▶ _The data_
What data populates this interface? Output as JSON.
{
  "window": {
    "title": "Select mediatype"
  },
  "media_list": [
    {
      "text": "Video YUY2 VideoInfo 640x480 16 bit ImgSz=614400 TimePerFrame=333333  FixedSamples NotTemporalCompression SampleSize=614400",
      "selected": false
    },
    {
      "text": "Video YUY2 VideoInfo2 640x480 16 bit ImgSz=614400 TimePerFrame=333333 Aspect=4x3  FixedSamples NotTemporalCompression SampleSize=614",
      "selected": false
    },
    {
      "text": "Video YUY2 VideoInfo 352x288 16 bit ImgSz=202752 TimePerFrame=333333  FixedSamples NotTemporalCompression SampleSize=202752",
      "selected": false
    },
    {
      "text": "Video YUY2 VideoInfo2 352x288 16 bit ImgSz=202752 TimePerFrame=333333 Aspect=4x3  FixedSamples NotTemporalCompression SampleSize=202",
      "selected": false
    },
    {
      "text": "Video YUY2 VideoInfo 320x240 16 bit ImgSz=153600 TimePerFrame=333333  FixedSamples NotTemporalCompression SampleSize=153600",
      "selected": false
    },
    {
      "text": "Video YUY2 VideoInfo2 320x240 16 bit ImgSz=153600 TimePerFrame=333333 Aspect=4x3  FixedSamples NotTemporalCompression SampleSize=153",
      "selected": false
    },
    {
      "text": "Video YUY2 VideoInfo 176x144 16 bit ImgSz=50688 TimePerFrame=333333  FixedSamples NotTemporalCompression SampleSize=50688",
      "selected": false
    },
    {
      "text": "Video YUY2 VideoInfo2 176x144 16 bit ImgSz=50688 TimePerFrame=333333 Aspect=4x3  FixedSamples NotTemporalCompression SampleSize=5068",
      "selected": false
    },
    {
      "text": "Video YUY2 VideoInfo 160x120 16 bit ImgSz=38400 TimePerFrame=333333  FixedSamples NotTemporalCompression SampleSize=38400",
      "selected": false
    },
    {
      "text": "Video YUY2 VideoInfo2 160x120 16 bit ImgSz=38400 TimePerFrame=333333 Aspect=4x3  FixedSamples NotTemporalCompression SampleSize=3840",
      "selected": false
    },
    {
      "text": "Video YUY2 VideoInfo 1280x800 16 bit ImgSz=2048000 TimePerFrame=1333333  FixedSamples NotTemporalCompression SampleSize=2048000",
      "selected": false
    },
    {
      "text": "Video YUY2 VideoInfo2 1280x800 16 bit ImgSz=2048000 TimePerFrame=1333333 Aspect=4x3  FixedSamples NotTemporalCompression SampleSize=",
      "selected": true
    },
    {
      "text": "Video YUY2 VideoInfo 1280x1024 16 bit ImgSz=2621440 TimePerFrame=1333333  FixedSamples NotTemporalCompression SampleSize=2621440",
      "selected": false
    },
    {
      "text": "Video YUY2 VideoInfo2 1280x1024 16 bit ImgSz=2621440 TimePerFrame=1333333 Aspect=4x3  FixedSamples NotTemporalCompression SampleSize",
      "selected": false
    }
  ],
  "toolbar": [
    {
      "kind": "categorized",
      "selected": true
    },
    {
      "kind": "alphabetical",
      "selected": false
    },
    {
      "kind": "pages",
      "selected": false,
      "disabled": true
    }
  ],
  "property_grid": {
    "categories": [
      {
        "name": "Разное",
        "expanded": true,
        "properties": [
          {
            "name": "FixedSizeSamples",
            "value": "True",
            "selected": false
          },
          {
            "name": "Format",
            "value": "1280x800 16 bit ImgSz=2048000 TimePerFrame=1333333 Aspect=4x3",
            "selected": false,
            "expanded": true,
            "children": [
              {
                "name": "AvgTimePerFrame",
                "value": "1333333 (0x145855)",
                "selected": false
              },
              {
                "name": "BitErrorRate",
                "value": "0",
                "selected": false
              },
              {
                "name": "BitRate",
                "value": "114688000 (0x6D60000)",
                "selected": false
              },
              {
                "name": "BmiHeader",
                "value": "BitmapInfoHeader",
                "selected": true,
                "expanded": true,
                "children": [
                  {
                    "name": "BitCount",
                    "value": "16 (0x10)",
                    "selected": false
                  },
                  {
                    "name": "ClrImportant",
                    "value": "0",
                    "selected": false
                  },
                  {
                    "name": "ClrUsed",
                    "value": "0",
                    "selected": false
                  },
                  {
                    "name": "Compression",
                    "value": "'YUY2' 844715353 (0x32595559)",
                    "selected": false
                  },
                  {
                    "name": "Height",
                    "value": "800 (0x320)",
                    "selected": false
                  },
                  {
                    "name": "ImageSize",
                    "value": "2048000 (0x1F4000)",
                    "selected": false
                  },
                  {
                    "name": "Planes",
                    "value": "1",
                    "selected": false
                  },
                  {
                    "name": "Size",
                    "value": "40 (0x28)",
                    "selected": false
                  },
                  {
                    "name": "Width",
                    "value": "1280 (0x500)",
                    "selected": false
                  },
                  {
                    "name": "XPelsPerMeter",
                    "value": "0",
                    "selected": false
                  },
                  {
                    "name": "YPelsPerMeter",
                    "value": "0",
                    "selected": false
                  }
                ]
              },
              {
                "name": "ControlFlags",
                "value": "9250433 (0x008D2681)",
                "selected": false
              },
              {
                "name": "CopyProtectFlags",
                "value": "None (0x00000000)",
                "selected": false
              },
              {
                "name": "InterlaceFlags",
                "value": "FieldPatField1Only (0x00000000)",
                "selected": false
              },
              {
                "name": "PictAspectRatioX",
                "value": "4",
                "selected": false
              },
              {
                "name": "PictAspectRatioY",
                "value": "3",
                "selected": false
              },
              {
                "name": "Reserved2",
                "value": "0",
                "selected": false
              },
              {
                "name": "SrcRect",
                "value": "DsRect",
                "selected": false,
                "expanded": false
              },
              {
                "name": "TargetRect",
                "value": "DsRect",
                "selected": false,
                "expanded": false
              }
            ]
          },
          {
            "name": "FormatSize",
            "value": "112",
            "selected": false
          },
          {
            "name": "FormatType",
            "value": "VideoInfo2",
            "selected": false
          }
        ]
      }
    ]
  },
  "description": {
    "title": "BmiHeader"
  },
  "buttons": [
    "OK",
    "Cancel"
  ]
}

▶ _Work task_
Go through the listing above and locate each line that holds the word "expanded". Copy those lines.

▶ _The completed task_
        "expanded": true,
            "expanded": true,
                "expanded": true,
                "expanded": false
                "expanded": false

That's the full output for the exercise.